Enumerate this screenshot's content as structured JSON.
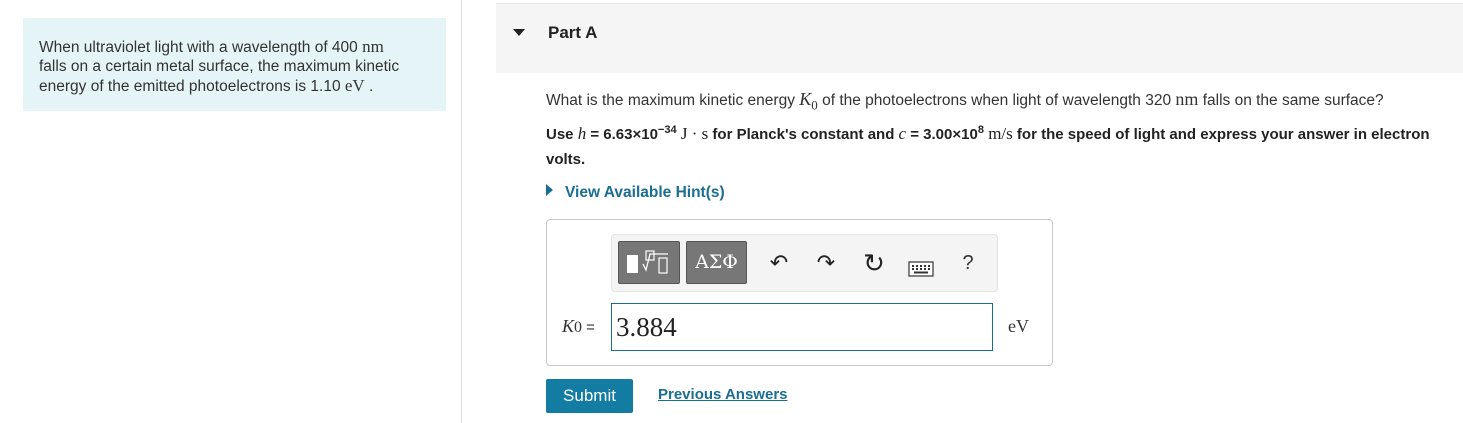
{
  "problem": {
    "line1_text": "When ultraviolet light with a wavelength of 400 ",
    "line1_unit": "nm",
    "line2": "falls on a certain metal surface, the maximum kinetic",
    "line3_text": "energy of the emitted photoelectrons is 1.10 ",
    "line3_unit": "eV",
    "line3_end": " ."
  },
  "part": {
    "title": "Part A"
  },
  "question": {
    "pre": "What is the maximum kinetic energy ",
    "var_symbol": "K",
    "var_sub": "0",
    "mid": " of the photoelectrons when light of wavelength 320 ",
    "unit": "nm",
    "post": " falls on the same surface?"
  },
  "instruction": {
    "use": "Use ",
    "h": "h",
    "h_val": " = 6.63×10",
    "h_exp": "−34",
    "h_unit": " J · s",
    "mid": " for Planck's constant and ",
    "c": "c",
    "c_val": " = 3.00×10",
    "c_exp": "8",
    "c_unit": " m/s",
    "end": " for the speed of light and express your answer in electron volts."
  },
  "hint": {
    "label": "View Available Hint(s)"
  },
  "toolbar": {
    "templates_icon": "templates-icon",
    "greek_label": "ΑΣΦ",
    "undo_glyph": "↶",
    "redo_glyph": "↷",
    "reset_glyph": "↻",
    "keyboard_glyph": "⌨",
    "help_glyph": "?"
  },
  "answer": {
    "var_symbol": "K",
    "var_sub": "0",
    "eq": " =",
    "value": "3.884",
    "unit": "eV"
  },
  "actions": {
    "submit_label": "Submit",
    "previous_answers_label": "Previous Answers"
  },
  "colors": {
    "accent": "#127ca3",
    "link": "#1a6e93",
    "problem_bg": "#e5f5f7"
  }
}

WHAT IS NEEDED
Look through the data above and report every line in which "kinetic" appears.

FINISHED TASK
    "line2": "falls on a certain metal surface, the maximum kinetic",
    "pre": "What is the maximum kinetic energy ",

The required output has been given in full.